IP address defined
Every device connected to a TCP/IP network requires at least one IP address and must be unique within that network. An IP address is commonly represented in dotted decimal notation. Here are some examples of IP addresses shown in dotted decimal form.
As in these examples, all IP addresses are 32 bits long and are comprised of four 8-bit segments known as octets. Representing IP addresses in dotted decimal notation makes them a lot easier to read than in the machine friendly binary format. As you will see in the next section, however, the capability to convert IP addresses to-and-from binary format is required for configuring your TCP/IP network and for the exam.

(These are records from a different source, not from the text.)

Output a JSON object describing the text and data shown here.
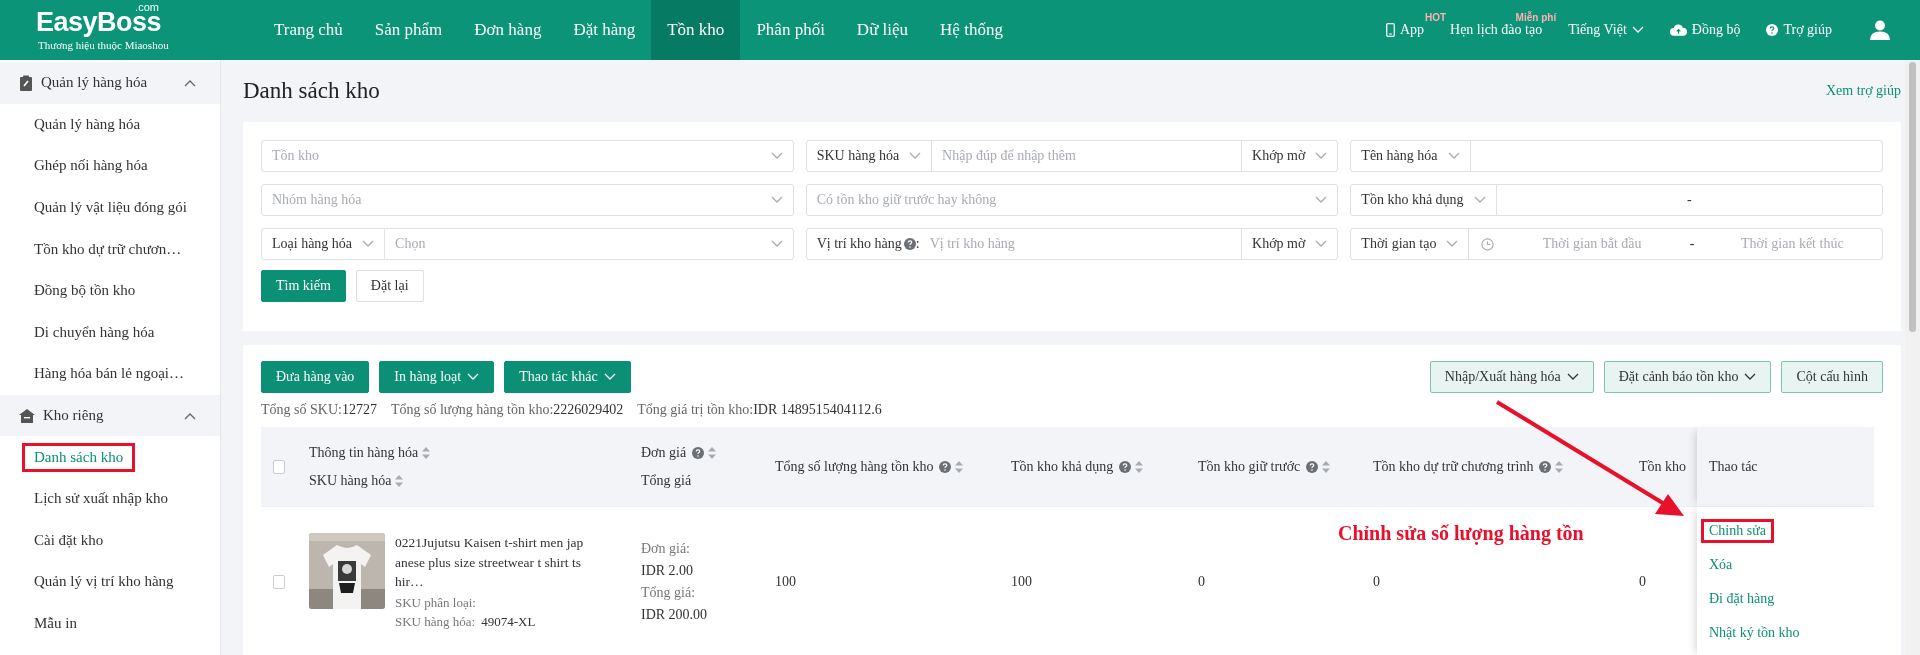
{
  "topbar": {
    "logo": {
      "name": "EasyBoss",
      "suffix": ".com",
      "tagline": "Thương hiệu thuộc Miaoshou"
    },
    "nav": [
      {
        "label": "Trang chủ",
        "selected": false
      },
      {
        "label": "Sản phẩm",
        "selected": false
      },
      {
        "label": "Đơn hàng",
        "selected": false
      },
      {
        "label": "Đặt hàng",
        "selected": false
      },
      {
        "label": "Tồn kho",
        "selected": true
      },
      {
        "label": "Phân phối",
        "selected": false
      },
      {
        "label": "Dữ liệu",
        "selected": false
      },
      {
        "label": "Hệ thống",
        "selected": false
      }
    ],
    "app": {
      "label": "App",
      "badge": "HOT"
    },
    "training": {
      "label": "Hẹn lịch đào tạo",
      "badge": "Miễn phí"
    },
    "language": "Tiếng Việt",
    "sync": "Đồng bộ",
    "help": "Trợ giúp"
  },
  "sidebar": {
    "groups": [
      {
        "label": "Quản lý hàng hóa",
        "expanded": true,
        "items": [
          {
            "label": "Quản lý hàng hóa",
            "selected": false,
            "annotated": false
          },
          {
            "label": "Ghép nối hàng hóa",
            "selected": false,
            "annotated": false
          },
          {
            "label": "Quản lý vật liệu đóng gói",
            "selected": false,
            "annotated": false
          },
          {
            "label": "Tồn kho dự trữ chươn…",
            "selected": false,
            "annotated": false
          },
          {
            "label": "Đồng bộ tồn kho",
            "selected": false,
            "annotated": false
          },
          {
            "label": "Di chuyển hàng hóa",
            "selected": false,
            "annotated": false
          },
          {
            "label": "Hàng hóa bán lẻ ngoại…",
            "selected": false,
            "annotated": false
          }
        ]
      },
      {
        "label": "Kho riêng",
        "expanded": true,
        "items": [
          {
            "label": "Danh sách kho",
            "selected": true,
            "annotated": true
          },
          {
            "label": "Lịch sử xuất nhập kho",
            "selected": false,
            "annotated": false
          },
          {
            "label": "Cài đặt kho",
            "selected": false,
            "annotated": false
          },
          {
            "label": "Quản lý vị trí kho hàng",
            "selected": false,
            "annotated": false
          },
          {
            "label": "Mẫu in",
            "selected": false,
            "annotated": false
          }
        ]
      }
    ]
  },
  "page": {
    "title": "Danh sách kho",
    "help_link": "Xem trợ giúp"
  },
  "filters": [
    [
      {
        "kind": "select",
        "placeholder": "Tồn kho"
      },
      {
        "kind": "keyed",
        "key": "SKU hàng hóa",
        "placeholder": "Nhập đúp để nhập thêm",
        "match": "Khớp mờ"
      },
      {
        "kind": "keyed",
        "key": "Tên hàng hóa"
      }
    ],
    [
      {
        "kind": "select",
        "placeholder": "Nhóm hàng hóa"
      },
      {
        "kind": "select",
        "placeholder": "Có tồn kho giữ trước hay không"
      },
      {
        "kind": "range",
        "key": "Tồn kho khả dụng",
        "separator": "-"
      }
    ],
    [
      {
        "kind": "keyed-select",
        "key": "Loại hàng hóa",
        "placeholder": "Chọn"
      },
      {
        "kind": "labeled",
        "label": "Vị trí kho hàng",
        "label_suffix": ":",
        "placeholder": "Vị trí kho hàng",
        "match": "Khớp mờ"
      },
      {
        "kind": "date-range",
        "key": "Thời gian tạo",
        "start": "Thời gian bắt đầu",
        "separator": "-",
        "end": "Thời gian kết thúc"
      }
    ]
  ],
  "filter_buttons": [
    {
      "label": "Tìm kiếm",
      "kind": "primary"
    },
    {
      "label": "Đặt lại",
      "kind": "plain"
    }
  ],
  "toolbar": {
    "left": [
      {
        "label": "Đưa hàng vào",
        "dropdown": false
      },
      {
        "label": "In hàng loạt",
        "dropdown": true
      },
      {
        "label": "Thao tác khác",
        "dropdown": true
      }
    ],
    "right": [
      {
        "label": "Nhập/Xuất hàng hóa",
        "dropdown": true
      },
      {
        "label": "Đặt cảnh báo tồn kho",
        "dropdown": true
      },
      {
        "label": "Cột cấu hình",
        "dropdown": false
      }
    ]
  },
  "summary": [
    {
      "label": "Tổng số SKU:",
      "value": "12727"
    },
    {
      "label": "Tổng số lượng hàng tồn kho:",
      "value": "2226029402"
    },
    {
      "label": "Tổng giá trị tồn kho:",
      "value": "IDR 1489515404112.6"
    }
  ],
  "table": {
    "header_checked": false,
    "columns": [
      {
        "label": "Thông tin hàng hóa",
        "help": false,
        "sortable": true,
        "sublabel": "SKU hàng hóa",
        "sub_sortable": true
      },
      {
        "label": "Đơn giá",
        "help": true,
        "sortable": true,
        "sublabel": "Tổng giá",
        "sub_sortable": false
      },
      {
        "label": "Tổng số lượng hàng tồn kho",
        "help": true,
        "sortable": true
      },
      {
        "label": "Tồn kho khả dụng",
        "help": true,
        "sortable": true
      },
      {
        "label": "Tồn kho giữ trước",
        "help": true,
        "sortable": true
      },
      {
        "label": "Tồn kho dự trữ chương trình",
        "help": true,
        "sortable": true
      },
      {
        "label": "Tồn kho",
        "help": false,
        "sortable": false
      },
      {
        "label": "Thao tác",
        "help": false,
        "sortable": false
      }
    ],
    "rows": [
      {
        "checked": false,
        "product": {
          "kind": "picture",
          "name": "0221Jujutsu Kaisen t-shirt men japanese plus size streetwear t shirt tshir…",
          "variant_label": "SKU phân loại:",
          "sku_label": "SKU hàng hóa:",
          "sku": "49074-XL"
        },
        "price": {
          "unit_label": "Đơn giá:",
          "unit": "IDR 2.00",
          "total_label": "Tổng giá:",
          "total": "IDR 200.00"
        },
        "values": [
          "100",
          "100",
          "0",
          "0",
          "0"
        ],
        "actions": [
          {
            "label": "Chỉnh sửa",
            "annotated": true
          },
          {
            "label": "Xóa",
            "annotated": false
          },
          {
            "label": "Đi đặt hàng",
            "annotated": false
          },
          {
            "label": "Nhật ký tồn kho",
            "annotated": false
          }
        ]
      }
    ]
  },
  "annotation": {
    "text": "Chỉnh sửa số lượng hàng tồn"
  }
}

The following is an example of an IP address shown in dotted decimal and its equivalent binary notation.
Dotted Decimal Binary
220.127.116.11 11001111 00010101 00100000 00001100

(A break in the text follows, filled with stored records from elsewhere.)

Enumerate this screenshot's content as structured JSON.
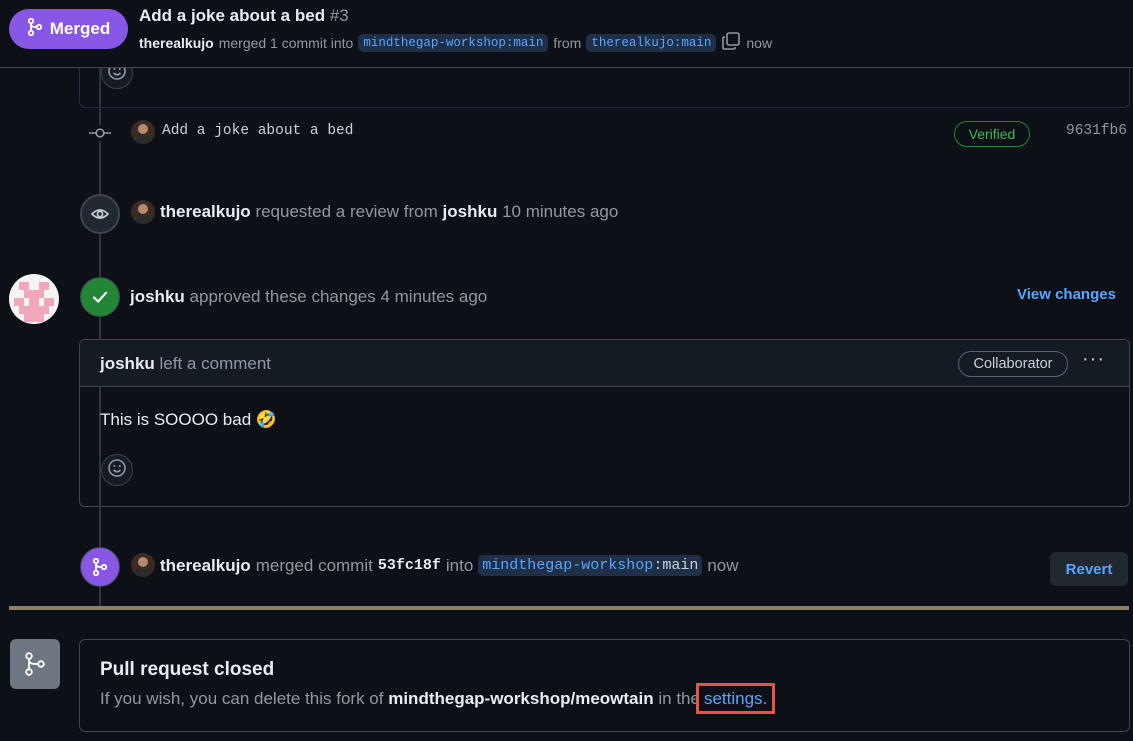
{
  "header": {
    "status_label": "Merged",
    "pr_title": "Add a joke about a bed",
    "pr_number": "#3",
    "author": "therealkujo",
    "merged_text": "merged 1 commit into",
    "base_branch": "mindthegap-workshop:main",
    "from_text": "from",
    "head_branch": "therealkujo:main",
    "time": "now"
  },
  "commit": {
    "message": "Add a joke about a bed",
    "verified_label": "Verified",
    "sha": "9631fb6"
  },
  "review_request": {
    "author": "therealkujo",
    "text": "requested a review from",
    "reviewer": "joshku",
    "time": "10 minutes ago"
  },
  "approval": {
    "author": "joshku",
    "text": "approved these changes",
    "time": "4 minutes ago",
    "view_changes": "View changes"
  },
  "review_comment": {
    "author": "joshku",
    "action": "left a comment",
    "role_badge": "Collaborator",
    "more": "···",
    "body": "This is SOOOO bad 🤣"
  },
  "merge_event": {
    "author": "therealkujo",
    "text": "merged commit",
    "sha": "53fc18f",
    "into": "into",
    "branch_owner": "mindthegap-workshop",
    "branch_sep": ":",
    "branch_name": "main",
    "time": "now",
    "revert_label": "Revert"
  },
  "closed": {
    "title": "Pull request closed",
    "text_before": "If you wish, you can delete this fork of",
    "repo": "mindthegap-workshop/meowtain",
    "text_after": "in the",
    "link": "settings."
  },
  "colors": {
    "merged_purple": "#8957e5",
    "approved_green": "#238636",
    "link_blue": "#58a6ff",
    "highlight_red": "#e5534b"
  },
  "icons": [
    "git-merge-icon",
    "copy-icon",
    "smiley-icon",
    "commit-icon",
    "eye-icon",
    "check-icon",
    "kebab-icon",
    "git-branch-icon"
  ]
}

Network ID and Host ID
Although an IP address is a single value, it is divided into two pieces of information: the network ID and the host ID of the networked device.

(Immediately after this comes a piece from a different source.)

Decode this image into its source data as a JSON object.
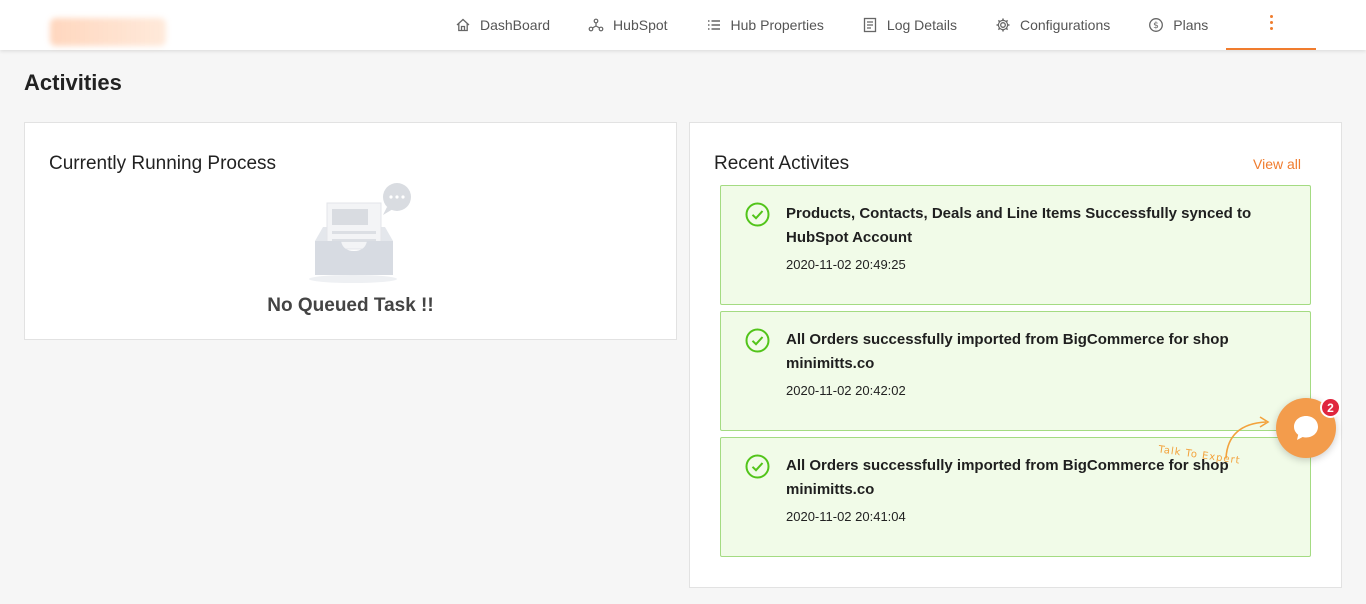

The network ID identifies the systems that are located on the same physical network. All systems on the same physical network must have the same network ID, and the network ID must be unique to the local segment. In this case, local is defined as being on one side of a router.
The host ID identifies a workstation, server, router, or other TCP/IP device within a network. The host address for each device must be unique to the network ID. A computer connected to a TCP/IP network uses the network ID and host ID to determine which
packets it should receive or ignore and to determine which devices are to have the opportunity of receiving its transmissions.
Throughout the world, TCP/IP networks vary greatly in size and scope. In order to accommodate the wide range of network design needs, IP addresses have been divided into classes.
IP Address Classes Defined
The IP address is 32 bits in length and is used to identify both the host address and the address of the network in which the host resides. An address class is defined to allocate the minimum number of bits that are to be used as the network ID. The remaining bits can be used to further subdivide the network using subnet masks and to define the host ID.
Reasons for Using Specific Address Classes
If you are new to TCP/IP, you may be asking yourself “Why are there different classes of IP addresses, and how can I use them?” First of all, the Internet community has defined the different types of IP addresses in order to accommodate the needs of networks of different sizes. A network with less than 255 devices (workstations, routers, printers, and so) can be assigned a Class C network address. However, a large organization with up to 65,534
devices will need at least a Class B address.
Second, as long as you are not connecting your internal network directly to the public Internet, you can use any valid Class A, B, or C address you want. However, any device that is connected directly to the Internet, must be assigned a network ID from the Internet
community. The organization responsible for administering the assignment of the network ID portions of IP addresses for network devices directly connected to the Internet is the Internet Network Information Center (InterNIC).
Class A addresses are assigned to networks with extremely large numbers of hosts (networked devices). The MSB is set to 0, and is combined with the remaining seven bits of the first octet to complete the network ID. This leaves the last 3 octets, or 24 bits to be assigned to subnet masking and to hosts. As we saw in table 3.3, this allows for 126 (27-2) networks with up to 16,777,214 (221-2) hosts per network. An example of a Class A address is 10.1.2.34 where 10.0.0.0 is the network and 0.1.2.34 is the host.
Class B addresses are assigned to networks with no more than 65,534 (216-2) hosts (networked devices). The MSBs are set to 10, and are combined with the remaining 14 bits of the first two octets to complete the network ID. This leaves the last 2 octets, or 16 bits to be assigned to subnet masking and to hosts and allows for 16,384 (214) networks. Each of these networks can have as many as 65+ thousand hosts. An example of a Class B address is 18.104.22.168 here the network is
22.214.171.124 and the host is 21.253.
Class C addresses are assigned to small networks with a more limited number of hosts. The MSBs are set to 110, and are combined with the remaining 21 bits of the first three octets
to complete the network ID. This leaves the last octet available to be assigned to subnet masking and to hosts, allowing for 2,097,152 (221) networks with up to 254 (28-2) hosts per
network. An example of a Class B address is 126.96.36.199 which is a network of 188.8.131.52 with a host ID of 0.0.0.12.
Class D addresses are reserved for multicast groups. Multicast addresses are assigned to groups of hosts that are cooperating, or are related in some manner. Each host in a multicast group has to be configured to accept multicast packets. The MSBs of a class D address are set to 1110. The remaining bits are uniquely assigned to each group of hosts. Microsoft NT supports class D addresses for applications such as Microsoft Net-Show.
Class E addresses are an experimental class of IP addresses reserved for use in the future. The MSBs for class E address